- Huffington Post – Improving Millennials’ Financial Literacy With Mobile Technology – 13 May 2015
- edSurge – EdSurge’s California Summit: A Meeting of Great Minds – 13 May 2015
- ABC7 (CA) – Intel to spend $5 million to expand education at Oakland schools – 12 May 2015
- The Santa Clarita Valley Review – COC recognized for leadership in promoting ‘Open Educational Resources’ – 12 May 2015
- PR Newswire – Chobani and Discovery Education Partner to Educate Thousands of K-12 Students on Entrepreneurship and Nutrition – 12 May 2015
- PR Newswire – TIME For Kids Releases TIME Edge, a New Digital Literacy Platform for Middle School Classrooms – 12 May 2015
Data privacy, student data, FERPA, COPPA
- Education Week – Guide to Data Privacy Issued for Parents – 12 May 2015
- Huffington Post – Education as a Data-Driven Enterprise – 12 May 2015
- Education Week – Privacy Ratings Underway for Ed-Tech Products – 12 May 2015
- Deseret News – What will your college degree do for you?

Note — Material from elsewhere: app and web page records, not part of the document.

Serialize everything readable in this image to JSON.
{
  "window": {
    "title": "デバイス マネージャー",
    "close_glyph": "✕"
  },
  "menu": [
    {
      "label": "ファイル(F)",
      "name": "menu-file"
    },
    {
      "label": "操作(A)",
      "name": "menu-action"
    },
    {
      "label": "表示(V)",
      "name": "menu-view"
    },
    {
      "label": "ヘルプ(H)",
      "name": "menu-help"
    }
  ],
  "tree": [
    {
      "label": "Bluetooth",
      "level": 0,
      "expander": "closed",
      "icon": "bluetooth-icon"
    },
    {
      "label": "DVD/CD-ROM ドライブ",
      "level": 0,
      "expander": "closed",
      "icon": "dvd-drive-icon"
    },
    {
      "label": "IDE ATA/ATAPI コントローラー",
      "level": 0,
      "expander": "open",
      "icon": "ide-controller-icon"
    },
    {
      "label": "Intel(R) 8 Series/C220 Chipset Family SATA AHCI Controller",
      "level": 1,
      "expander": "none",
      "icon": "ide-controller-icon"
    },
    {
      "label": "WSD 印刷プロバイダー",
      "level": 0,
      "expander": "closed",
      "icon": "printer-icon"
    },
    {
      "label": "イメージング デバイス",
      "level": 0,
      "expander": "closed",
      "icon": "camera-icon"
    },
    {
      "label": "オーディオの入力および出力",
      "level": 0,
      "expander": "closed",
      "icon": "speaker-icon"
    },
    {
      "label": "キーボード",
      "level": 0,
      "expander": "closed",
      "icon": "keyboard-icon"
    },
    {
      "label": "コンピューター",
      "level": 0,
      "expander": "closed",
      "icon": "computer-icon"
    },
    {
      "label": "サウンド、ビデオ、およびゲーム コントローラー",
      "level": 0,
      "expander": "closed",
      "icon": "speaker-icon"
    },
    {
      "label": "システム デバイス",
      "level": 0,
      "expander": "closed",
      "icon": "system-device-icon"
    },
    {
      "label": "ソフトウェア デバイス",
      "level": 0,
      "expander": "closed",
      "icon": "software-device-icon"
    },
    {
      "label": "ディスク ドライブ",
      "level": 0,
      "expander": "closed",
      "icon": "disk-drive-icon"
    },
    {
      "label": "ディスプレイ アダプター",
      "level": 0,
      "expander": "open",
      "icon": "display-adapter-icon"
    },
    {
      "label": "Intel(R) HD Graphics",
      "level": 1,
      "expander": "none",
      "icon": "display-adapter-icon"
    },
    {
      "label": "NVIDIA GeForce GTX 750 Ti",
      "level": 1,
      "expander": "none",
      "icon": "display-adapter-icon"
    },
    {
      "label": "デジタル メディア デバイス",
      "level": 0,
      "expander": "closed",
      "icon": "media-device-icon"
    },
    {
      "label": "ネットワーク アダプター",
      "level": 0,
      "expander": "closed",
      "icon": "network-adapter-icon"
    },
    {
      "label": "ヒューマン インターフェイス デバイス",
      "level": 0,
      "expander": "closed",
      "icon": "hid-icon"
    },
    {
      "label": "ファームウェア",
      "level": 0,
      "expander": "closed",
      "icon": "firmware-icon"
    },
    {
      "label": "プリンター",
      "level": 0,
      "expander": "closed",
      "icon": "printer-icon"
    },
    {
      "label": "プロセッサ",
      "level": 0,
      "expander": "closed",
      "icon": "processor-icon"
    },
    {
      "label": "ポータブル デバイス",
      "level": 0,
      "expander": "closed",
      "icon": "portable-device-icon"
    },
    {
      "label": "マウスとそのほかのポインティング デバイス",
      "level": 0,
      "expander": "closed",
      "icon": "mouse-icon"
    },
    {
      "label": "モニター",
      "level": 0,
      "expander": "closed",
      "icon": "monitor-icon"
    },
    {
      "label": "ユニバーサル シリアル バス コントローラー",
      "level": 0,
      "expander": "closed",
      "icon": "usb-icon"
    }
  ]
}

Big data could answer the question, but only if we let it. – 13 May 2015
Early childhood, special ed, ELL
- Education Week – ‘Building a Grad Nation’ Report Outlines Challenges in Special Education – 12 May 2015
- New America EdCentral – 2014 Preschool Yearbook: Slow and Steady Is Not Good Enough – 12 May 2015
- New America EdCentral – Introducing the Dual Language Learners Reader: Post #1 – 11 May 2015
Federal – Senate HELP, education bills, elections
- SF Gate – New Mexico gets waiver on federal teacher requirements – 13 May 2015
- Seattle Times – Feds deny Seattle school district’s request for its own No Child waiver – 12 May 2015
- Education Week – Legislative Relationships: A Senator and a Teacher – 13 May 2015
- The Hill – Senators unveil student data privacy bill – 13 May 2015
- Education Week – Researchers: Measures of Traits Like ‘Grit’ Should Not Be Used for Accountability – 13 May 2015
State (and DC) news
- Education Week – Washington State Lawmakers Clash on K-12 Funding – 12 May 2015
- Albany Times Union – Gov. Andrew Cuomo seeks $150 million education tax credit – 12 May 2015
- The Times-Picayune – What’s happening in the Louisiana Legislature: Day 32 – 13 May 2015
- The New York Times – Public Schools Fund, Under de Blasio, Is Struggling to Lure Wealthy Donors – 12 May 2015
- The Dallas Morning News – Abbott signs bill exempting thousands of high school seniors from graduation exams – 11 May 2015
- MLive.com – School Reform Office to review Education Achievement Authority’s role in Detroit education – 12 May 2015
- Education Commission of the States – Free and compulsory school age requirements – May 2015
- Education Week – Report: More Books for Rural Kids, Classrooms, May Decrease Summer Learning Loss – 12 May 2015
- Education Week – Stanford Professor: Stop With the Math Memorization – 12 May 2015
- The New York Times – More in School, but Not Learning – 12 May 2015
- NPR – The Future Of Education: Truth, Lies And Wishful Thinking – 12 May 2015
- OECD – Universal Basic Skills: What Countries Stand To Gain – May 2015